People keep saying that proof of work functions like scrypt prevent ASICs from working because of large memory requirements.

What's stopping ASIC designers from simply building ones that have lots of memory?

  • 2
    ASICs for scrypt are already announced (I'm not sure about credibility of these companies, though). Also, see this question – aland Jan 11 '14 at 19:19

Theoretically, you could produce an ASIC for every possible algorithm. It's done all the time by NSA, CIA and their kind for cryptographic purposes. Why has no company produced an ASIC for scrypt or to look for Cunningham chains? Return of investment!

Developing an ASIC for scrypt is harder than for SHA-256, this is by design. So designing the electronics is going to be costly, producing and testing the first test batches is going to be expensive as well.

For such a project to be done commercially, either: a) investors see a potentially big market of buyers for such an ASIC, or b) they sense a big investment opportunity in creating such machines for mining themselves a scrpyt-based coin.

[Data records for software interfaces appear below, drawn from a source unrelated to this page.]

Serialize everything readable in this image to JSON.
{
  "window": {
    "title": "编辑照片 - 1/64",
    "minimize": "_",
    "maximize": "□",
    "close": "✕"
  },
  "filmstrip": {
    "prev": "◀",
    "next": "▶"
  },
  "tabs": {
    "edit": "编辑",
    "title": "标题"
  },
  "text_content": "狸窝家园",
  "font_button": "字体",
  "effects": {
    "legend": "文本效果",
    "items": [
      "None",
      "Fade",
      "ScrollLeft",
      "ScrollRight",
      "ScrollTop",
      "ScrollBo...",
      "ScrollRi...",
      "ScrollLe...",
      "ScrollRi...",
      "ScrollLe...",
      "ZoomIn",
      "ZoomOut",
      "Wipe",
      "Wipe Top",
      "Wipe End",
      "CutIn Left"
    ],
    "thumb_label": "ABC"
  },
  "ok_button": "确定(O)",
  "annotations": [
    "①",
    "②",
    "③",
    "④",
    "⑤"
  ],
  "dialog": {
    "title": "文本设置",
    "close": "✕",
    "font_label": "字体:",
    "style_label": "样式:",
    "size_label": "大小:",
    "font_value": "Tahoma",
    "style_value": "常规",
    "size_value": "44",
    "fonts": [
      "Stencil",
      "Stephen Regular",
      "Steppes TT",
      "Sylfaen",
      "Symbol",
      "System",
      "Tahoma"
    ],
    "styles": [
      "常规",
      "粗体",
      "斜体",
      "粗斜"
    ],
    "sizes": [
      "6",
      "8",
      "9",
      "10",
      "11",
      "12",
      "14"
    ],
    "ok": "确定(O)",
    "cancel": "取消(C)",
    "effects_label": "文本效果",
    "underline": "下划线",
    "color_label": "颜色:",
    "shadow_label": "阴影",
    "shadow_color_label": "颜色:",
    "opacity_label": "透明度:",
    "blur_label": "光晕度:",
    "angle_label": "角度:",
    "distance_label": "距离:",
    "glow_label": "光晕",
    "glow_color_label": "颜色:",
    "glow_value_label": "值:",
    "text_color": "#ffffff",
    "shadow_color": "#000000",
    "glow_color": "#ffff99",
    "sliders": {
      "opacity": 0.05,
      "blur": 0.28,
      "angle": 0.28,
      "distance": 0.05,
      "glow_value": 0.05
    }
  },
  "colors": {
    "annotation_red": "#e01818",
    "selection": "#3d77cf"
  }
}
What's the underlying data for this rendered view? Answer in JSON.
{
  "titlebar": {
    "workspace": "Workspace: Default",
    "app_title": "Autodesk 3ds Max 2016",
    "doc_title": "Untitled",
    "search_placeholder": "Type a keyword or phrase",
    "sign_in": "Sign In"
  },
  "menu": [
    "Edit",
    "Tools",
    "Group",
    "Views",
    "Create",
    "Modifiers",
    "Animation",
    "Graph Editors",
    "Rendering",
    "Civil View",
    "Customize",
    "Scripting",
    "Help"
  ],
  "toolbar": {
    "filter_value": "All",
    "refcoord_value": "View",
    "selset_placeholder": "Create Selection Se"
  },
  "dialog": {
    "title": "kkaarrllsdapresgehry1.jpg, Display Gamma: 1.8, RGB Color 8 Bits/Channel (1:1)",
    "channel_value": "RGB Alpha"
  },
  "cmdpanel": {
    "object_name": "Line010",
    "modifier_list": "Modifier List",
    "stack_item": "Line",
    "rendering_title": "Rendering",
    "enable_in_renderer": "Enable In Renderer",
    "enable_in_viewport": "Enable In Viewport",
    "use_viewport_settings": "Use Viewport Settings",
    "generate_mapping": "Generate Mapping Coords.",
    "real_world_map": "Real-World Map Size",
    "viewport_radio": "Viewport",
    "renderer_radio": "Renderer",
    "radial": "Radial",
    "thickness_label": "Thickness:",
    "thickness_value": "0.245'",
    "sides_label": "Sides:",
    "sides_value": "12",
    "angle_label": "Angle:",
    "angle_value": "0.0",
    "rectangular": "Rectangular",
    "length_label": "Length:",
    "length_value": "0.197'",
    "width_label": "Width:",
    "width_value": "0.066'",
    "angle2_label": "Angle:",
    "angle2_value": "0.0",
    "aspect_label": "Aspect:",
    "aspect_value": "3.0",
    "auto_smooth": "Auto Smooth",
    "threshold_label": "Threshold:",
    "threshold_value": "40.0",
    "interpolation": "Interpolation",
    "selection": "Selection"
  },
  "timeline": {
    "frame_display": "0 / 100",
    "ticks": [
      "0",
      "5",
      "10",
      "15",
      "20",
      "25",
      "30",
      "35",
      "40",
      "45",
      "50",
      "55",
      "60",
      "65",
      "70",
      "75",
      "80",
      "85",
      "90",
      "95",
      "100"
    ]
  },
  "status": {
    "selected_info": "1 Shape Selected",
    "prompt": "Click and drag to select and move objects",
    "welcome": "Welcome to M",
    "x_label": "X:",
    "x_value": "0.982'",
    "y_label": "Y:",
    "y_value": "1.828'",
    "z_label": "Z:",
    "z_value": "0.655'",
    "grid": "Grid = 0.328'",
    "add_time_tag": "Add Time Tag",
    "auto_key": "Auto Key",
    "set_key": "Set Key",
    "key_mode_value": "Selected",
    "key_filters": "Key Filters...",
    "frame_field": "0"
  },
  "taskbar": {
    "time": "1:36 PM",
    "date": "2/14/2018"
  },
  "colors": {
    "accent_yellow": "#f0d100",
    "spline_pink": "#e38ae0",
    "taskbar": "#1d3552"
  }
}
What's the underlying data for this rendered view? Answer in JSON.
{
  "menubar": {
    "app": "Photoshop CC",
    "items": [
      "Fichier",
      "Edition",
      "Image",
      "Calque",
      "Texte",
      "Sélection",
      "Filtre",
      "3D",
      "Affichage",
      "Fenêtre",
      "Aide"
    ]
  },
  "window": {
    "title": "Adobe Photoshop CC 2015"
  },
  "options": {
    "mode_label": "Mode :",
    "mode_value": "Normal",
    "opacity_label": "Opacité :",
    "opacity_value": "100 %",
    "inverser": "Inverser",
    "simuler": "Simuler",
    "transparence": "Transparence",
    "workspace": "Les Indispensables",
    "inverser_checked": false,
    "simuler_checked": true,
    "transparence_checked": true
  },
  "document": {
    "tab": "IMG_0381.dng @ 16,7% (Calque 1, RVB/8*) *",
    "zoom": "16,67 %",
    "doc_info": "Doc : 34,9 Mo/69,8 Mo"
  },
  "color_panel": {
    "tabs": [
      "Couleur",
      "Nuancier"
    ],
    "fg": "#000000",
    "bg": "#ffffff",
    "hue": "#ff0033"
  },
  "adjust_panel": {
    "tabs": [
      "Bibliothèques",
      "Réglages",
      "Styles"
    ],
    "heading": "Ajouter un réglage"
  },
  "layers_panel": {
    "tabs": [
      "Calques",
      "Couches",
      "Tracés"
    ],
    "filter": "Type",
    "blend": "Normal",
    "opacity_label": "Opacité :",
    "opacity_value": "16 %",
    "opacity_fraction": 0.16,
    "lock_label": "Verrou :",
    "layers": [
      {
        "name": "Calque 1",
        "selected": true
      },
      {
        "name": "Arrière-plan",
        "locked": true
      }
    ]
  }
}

For both situations to happen, scrypt-based crypto-coins need to become more popular/used, or their market capitalization increased substantially. Now that Litecoin has become much more high-profile (and its market capitalization a big chunk), and with Dogecoin, Coinye and so many other scrypt-based coins hitting the news, that there's a lot of interest in designing an ASIC for scrypt.

What surprises me is not seeing a team of teachers/students at any college in the world designing the electronics, getting a grant to create a few batches and finally either publicly releasing the gerbers or raising seed-capital to start a company based on the effort. I've seen a number of companies start up like this, have no idea why no one has tried it.


Production cost, an ASIC is a dedicated chip that does only 1 task and isn't programmable. Production costs for ASICS run into millions of dollars as it involves chip design, clean room manufacturing, and low yields (an industry average is that 50% of manufactured chips don't work and have to be trashed, can't be fixed). To create an ASIC for scrypt you have to have financial backing, that's why BFL and others did pre-orders. Scrypt is risky because ASICs for em would be the first and there's no guarantee people will buy your chips.

  • Incidentally, such high rates of defects in chips are what Intel tried to solve with their infamous 80486SX, which really was just the same chip as the 486DX except it had a defect in the integrated math co-procesor (what previously were the separate 287 and 387 chips). By rebranding and selling at a lower price, garbage was produced into a product for the low-tier market. Then if you bought a "487" it was really a full 486DX which took the place of the other one :-S – Joe Pineda Jan 12 '14 at 0:16
  • 1
    See Nvidia's 1.7% semiaccurate.com/2009/09/15/nvidia-gt300-yeilds-under-2 and AMD's tri-core cpu which are really defective quad cores. – John T Jan 12 '14 at 0:19

Not the answer you're looking for? Browse other questions tagged or ask your own question.